Today, the Accused, Mr Ahmad Al Faqi Al Mahdi, has confirmed that he makes an admission of guilt.

It is now entirely for Your Honours to consider his admission of guilt, which he made through the agreement he has signed with my Office. This is an admission the Accused has consistently given and voluntarily so, while fully informed and assisted by legal counsel. The general terms of this agreement were published on Friday last week; he fully recognises the facts of the case and his own individual responsibility.   

I am satisfied with this development in the case.

I am satisfied because it is the first-ever admission of guilt before the Court. Mr AL MAHDI was transferred to the Court less than one year ago. The current trial should only take a few days. It will contribute to the expeditiousness of proceedings. Such expeditiousness will benefit the victims just as much as it will benefit the Accused.

Above all, I am satisfied because Mr AL MAHDI's admission directly helps bring justice: it helps uncover the truth and leads to the catharsis that should arise from any judicial process. In preparations of this case, my Office collected overwhelming evidence of the guilt of the Accused. You will have the opportunity to judge this for yourselves in the coming hours. An admission of guilt facilitates the establishment of the truth. The fact that the Accused recognises his criminal responsibility is crucial for Timbuktu's victims. It will also support the reconciliation process in the field.

In addition, this admission of guilt and Your Honour's ultimate judgement will set a clear precedent, sending an important and positive message to the entire world.

One must not forget that this attack rightfully raised a chorus of protests not only from the affected community and Mali more generally, but also from the international community.

The African Union, the UN Security Council, the Economic Community of West African States, UNESCO and numerous States expressed their strong condemnation of the war crime committed. The UN Security Council itself stated that "[the] perpetrators must be held accountable […]", while the Chairperson of the African Group at UNESCO emphasised that "it is not only Mali which is affected by [these] destruction[s…]. Mali's heritage sites are Africa's heritage sites and they are also the world's heritage sites." Indeed, it was our world heritage that was harmed by the destruction of nine UNESCO-listed sites, which were among the ten destroyed sites in Timbuktu.

Your Honours,

The appeals of the Malian and the international community to take action against such serious crimes must yield results.

It falls to Your Honours to ensure that the Accused is held responsible. It falls to Your Chamber to lay the first brick of the Court's jurisprudence in this area.

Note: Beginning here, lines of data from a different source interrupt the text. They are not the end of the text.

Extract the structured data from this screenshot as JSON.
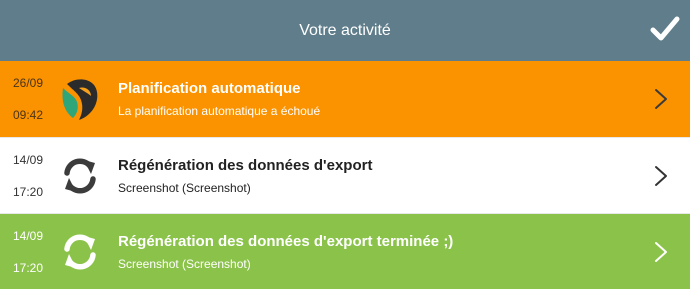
{
  "header": {
    "title": "Votre activité",
    "confirm_icon": "checkmark-icon"
  },
  "colors": {
    "header": "#5f7d8a",
    "error": "#fb9200",
    "neutral": "#ffffff",
    "success": "#8bc34a"
  },
  "items": [
    {
      "date": "26/09",
      "time": "09:42",
      "title": "Planification automatique",
      "subtitle": "La planification automatique a échoué",
      "icon": "planning-logo-icon",
      "status": "error"
    },
    {
      "date": "14/09",
      "time": "17:20",
      "title": "Régénération des données d'export",
      "subtitle": "Screenshot (Screenshot)",
      "icon": "refresh-icon",
      "status": "neutral"
    },
    {
      "date": "14/09",
      "time": "17:20",
      "title": "Régénération des données d'export terminée ;)",
      "subtitle": "Screenshot (Screenshot)",
      "icon": "refresh-icon",
      "status": "success"
    }
  ]
}
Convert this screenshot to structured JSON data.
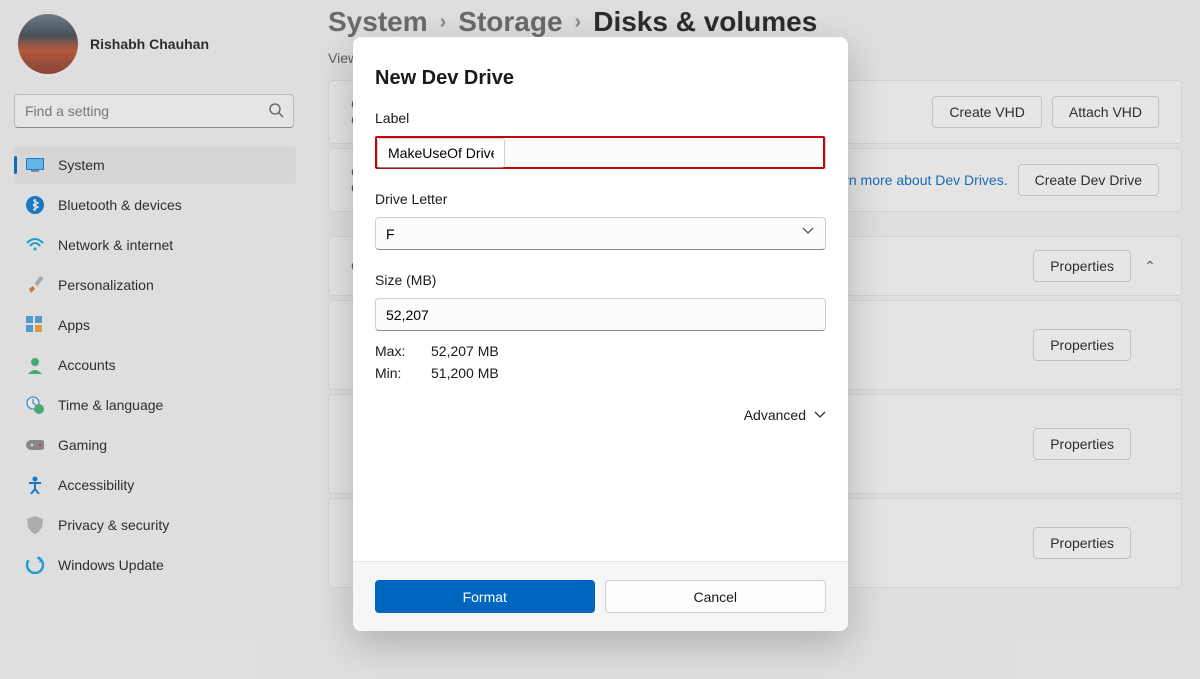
{
  "profile": {
    "name": "Rishabh Chauhan"
  },
  "search": {
    "placeholder": "Find a setting"
  },
  "sidebar": {
    "items": [
      {
        "label": "System"
      },
      {
        "label": "Bluetooth & devices"
      },
      {
        "label": "Network & internet"
      },
      {
        "label": "Personalization"
      },
      {
        "label": "Apps"
      },
      {
        "label": "Accounts"
      },
      {
        "label": "Time & language"
      },
      {
        "label": "Gaming"
      },
      {
        "label": "Accessibility"
      },
      {
        "label": "Privacy & security"
      },
      {
        "label": "Windows Update"
      }
    ]
  },
  "breadcrumb": {
    "a": "System",
    "b": "Storage",
    "c": "Disks & volumes",
    "sep": "›"
  },
  "subtitle": "View",
  "cards": {
    "c1": {
      "left1": "C",
      "left2": "C",
      "btn1": "Create VHD",
      "btn2": "Attach VHD"
    },
    "c2": {
      "left1": "C",
      "left2": "O",
      "link": "rn more about Dev Drives.",
      "btn": "Create Dev Drive"
    },
    "c3": {
      "left": "C",
      "btn": "Properties"
    },
    "c4": {
      "btn": "Properties"
    },
    "c5": {
      "btn": "Properties"
    },
    "c6": {
      "btn": "Properties"
    }
  },
  "dialog": {
    "title": "New Dev Drive",
    "label_field": "Label",
    "label_value": "MakeUseOf Drive",
    "letter_field": "Drive Letter",
    "letter_value": "F",
    "size_field": "Size (MB)",
    "size_value": "52,207",
    "max_label": "Max:",
    "max_value": "52,207 MB",
    "min_label": "Min:",
    "min_value": "51,200 MB",
    "advanced": "Advanced",
    "format_btn": "Format",
    "cancel_btn": "Cancel"
  }
}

The world in the 21st century has witnessed too many attacks against historic monuments and buildings dedicated to religion. This worrying trend must be stopped in its tracks.  This regrettable reality must cease.

Recently, we have seen the calamitous destruction of Palmyra in Syria, and just last month, we saw the so-called ISIS destroy yet another historic monument: a mausoleum north of Baghdad.

My message today is this: our cultural heritage is not a luxury good. Our cultural heritage is a vital instrument of human development.

To protect cultural property is to protect our culture, our history, our identity, and our ways of expressing faith and practicing religion for current and future generations. We must protect our common heritage from desecration, ravages and the long-term effects of such destructive acts.

The severity of the crimes committed in this case calls for an appropriate punishment, one that is firm and serves as a deterrent, while taking into account all of the Accused's particular circumstances, including his admission of guilt and cooperation.

Your judgement is awaited, from the ancient streets of Timbuktu and throughout Mali to all four corners of the world.

As I have mentioned in prior proceedings in this case: "history itself, whose physical embodiment is at peril through such attacks, will not be generous to our failure to care, or to act decisively."

I thank you for your attention. 

With your leave, I will now give the floor to my learned colleague, Mr Gilles Dutertre, the Senior Trial Lawyer from the Prosecution team, to present a more detailed outline of our case.

Source : Office of the Prosecutor